Local planning boards are living in interesting times, it seems. The town's planning board lost its chairman and deputy recently (albeit in a much more sedate way than Lloyd's chairman, who was forcibly removed), and joins the village's planning board in being short members.
Chairman Paul Brown was given praise by those he worked with, and I agree with that assessment. Paul tried hard to find agreements among differing parties, and did his best to separate his role of facilitating the meeting from his vote as a member. He implemented a series of checks, balances, and systems which have long prevented the town's planning board of being the victim of the administrative errors and uninformed votes which have plagued the village's planning board. He was also careful to recuse himself from discussions of the so-called Pyramind-Benanti project, a development which proposed a new connector road off Eugene L. Brown drive on land his family once owned.
Pity the chairman of Lloyd's planning board didn't understand conflict of interest rules as well; he was removed from his position because he crossed the line between his municipal volunteer actions and his role as a real estate agent looking to make a living. It's going to be a little bit harder for real estate agents to be appointed to planning-related positions until memory of this incident fades. I wish they had actually removed him entirely from the planning board, but it seems local governments are extremely fearful of preventing the "people's business" from being done if they lack a quorum on that board.
I doubt the village would have taken such a strong stance if it had discovered ethical violations in its own planning board - they've been struggling to maintain a quorum on it for years, and that fear is much stronger than anything but the loudest of public outcries. Instead, the planning board administration seems hellbent on getting projects approved regardless of the rule of law, and there's no attempt to stop it. Take the hookah bar application, for example. I voted for it when I was a member, but at the time I didn't know that mayor Terry Dungan considered "four and three-quarters days" to be close enough to the legally-required five days' notice to be sufficient, nor did I know that even now chairman Ray Curran has not produced any proof that the notices were even mailed out for that public hearing.

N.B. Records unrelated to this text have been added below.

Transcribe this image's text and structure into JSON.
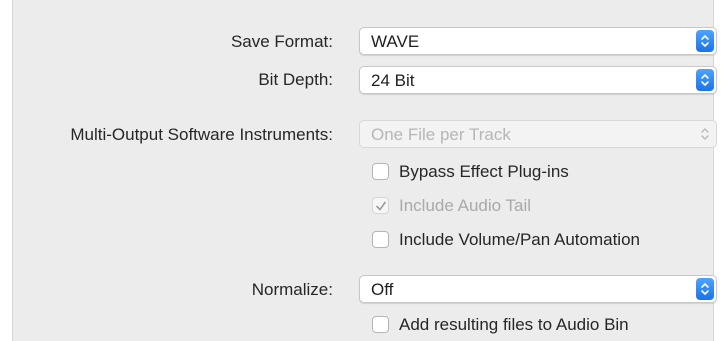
{
  "save_format": {
    "label": "Save Format:",
    "value": "WAVE"
  },
  "bit_depth": {
    "label": "Bit Depth:",
    "value": "24 Bit"
  },
  "multi_output": {
    "label": "Multi-Output Software Instruments:",
    "value": "One File per Track",
    "enabled": false
  },
  "options": [
    {
      "label": "Bypass Effect Plug-ins",
      "checked": false,
      "enabled": true
    },
    {
      "label": "Include Audio Tail",
      "checked": true,
      "enabled": false
    },
    {
      "label": "Include Volume/Pan Automation",
      "checked": false,
      "enabled": true
    }
  ],
  "normalize": {
    "label": "Normalize:",
    "value": "Off"
  },
  "add_to_bin": {
    "label": "Add resulting files to Audio Bin",
    "checked": false,
    "enabled": true
  },
  "icons": {
    "popup_stepper": "up-down-chevron-icon",
    "checkmark": "checkmark-icon"
  },
  "colors": {
    "accent": "#1a73e8",
    "panel_bg": "#ececec",
    "disabled_text": "#b6b6b6"
  }
}
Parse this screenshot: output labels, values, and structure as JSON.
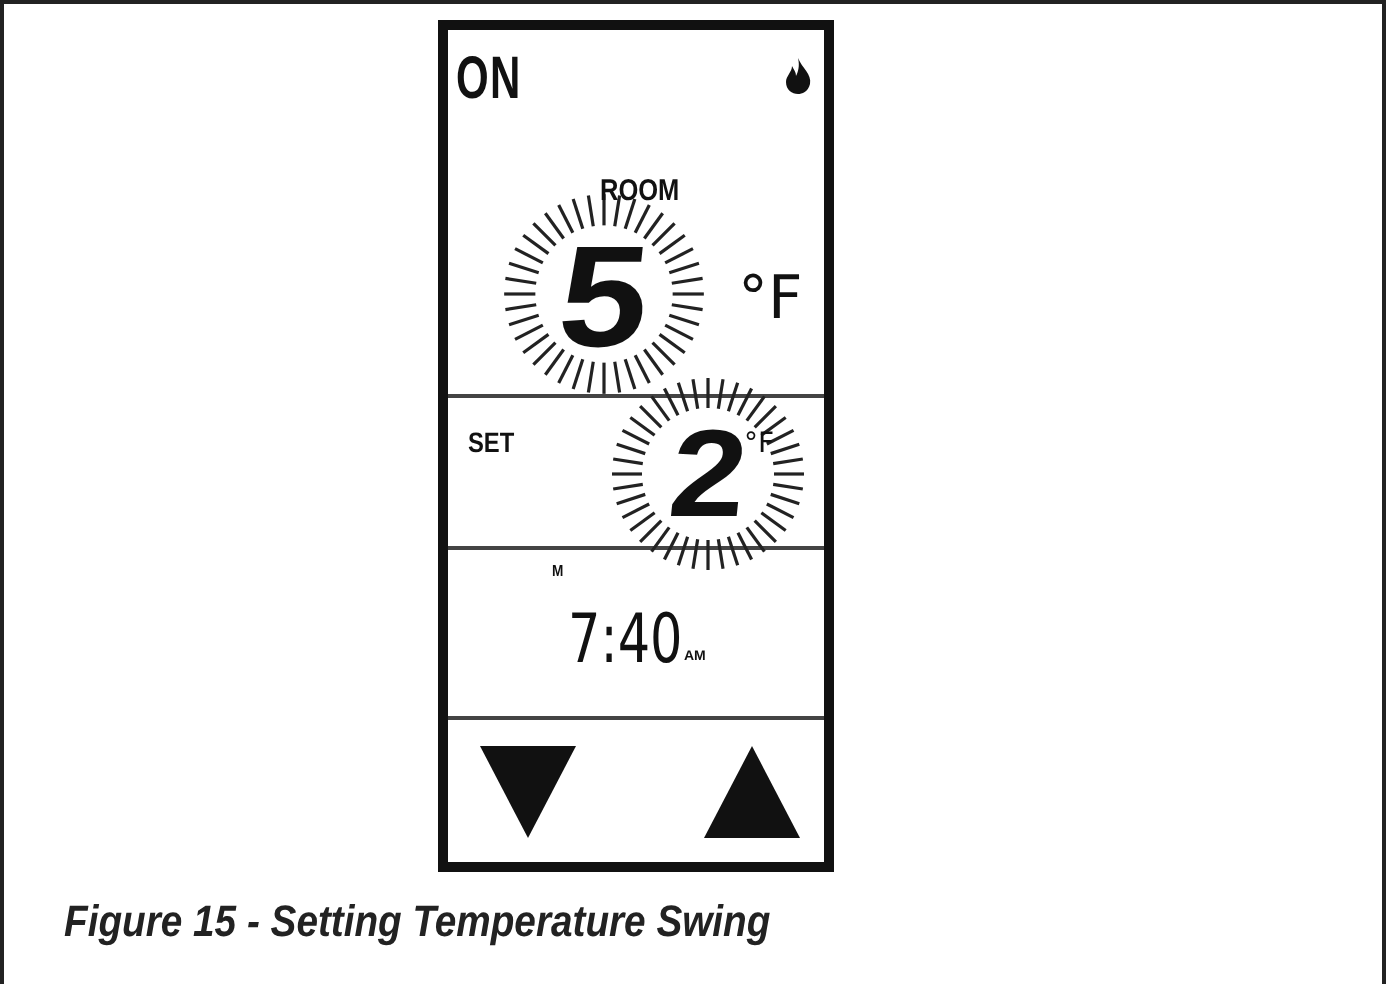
{
  "status": "ON",
  "heating": true,
  "room": {
    "label": "ROOM",
    "value": "5",
    "unit": "°F",
    "flashing": true
  },
  "set": {
    "label": "SET",
    "value": "2",
    "unit": "°F",
    "flashing": true
  },
  "mode_label": "M",
  "time": {
    "value": "7:40",
    "meridiem": "AM"
  },
  "buttons": [
    {
      "kind": "down"
    },
    {
      "kind": "up"
    }
  ],
  "caption": "Figure 15 - Setting Temperature Swing"
}
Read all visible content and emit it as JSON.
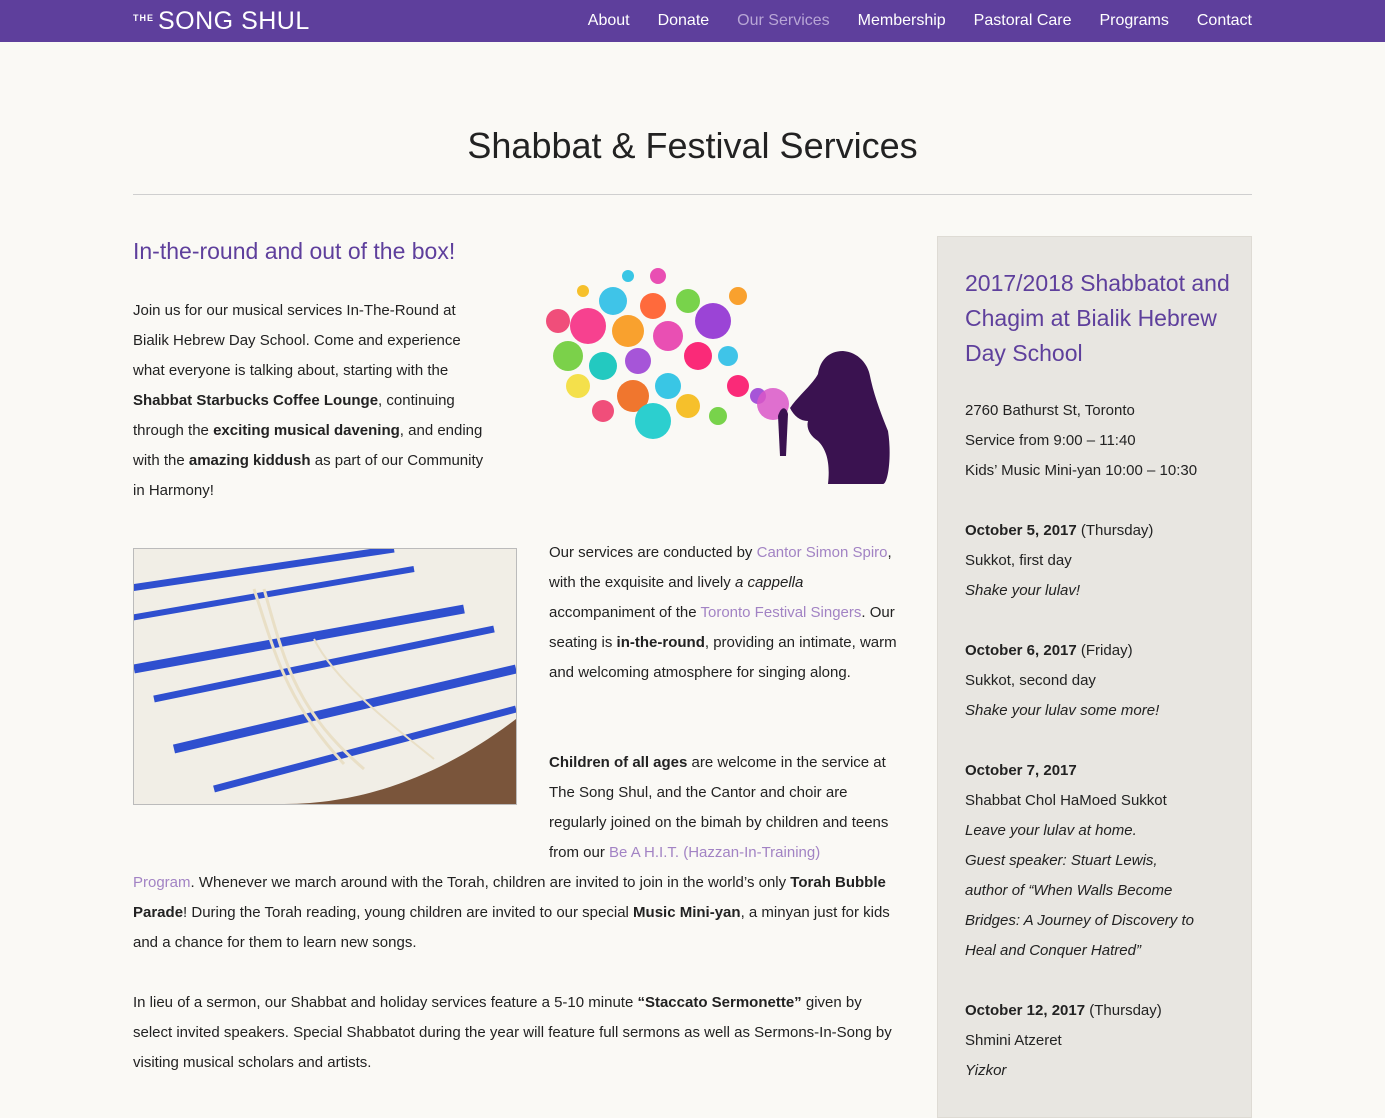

I was personally stonewalled to the point of throwing in the towel and resigning from the planning board because I couldn't find out what I needed to know to make informed votes, and I was tired of fighting for the right to make my several hours a month of volunteer time remotely productive. I know that for every case which is public shown to be deficient, there are probably many more which nobody has noticed yet. For fear of losing its quorum, the village board is allowing its planning board to be run in such a cloak-and-dagger manner that its remaining members are not even aware of how much they do not know. Chairman Ray Curran has repeatedly thwarted any attempts to shed more light on the proceedings, threatening to resign if the meetings are televised and denying without good cause my repeated requests for a public comment period at planning board meetings - something which Paul Brown had on the agenda for his entire tenure, and something I hope his successor continues.
I don't believe the village is going to find and retain qualified planning board members as long as the board itself is run in secrecy. The mayor tells me that there is very little that the village board can do; it cannot force a public comment period or demand that planning board members have the right to participate in off-line discussions, for example, because the planning board's independence is protected by law. He has yet to explain why the village board took the weasel-like non-action of simply not bothering to renew the chair's term of office last June. They could have either reappointed Mr. Curran (if they support his methods) or removed him (if they did not), but instead they chose to simply abdicate their responsibility.
Until the village learns some lessons from nearby towns, planning is going to continue down a dark, mysterious road that is fraught with bungled projects and uninformed votes. How much longer will the village board permit this miscarriage of planning to continue?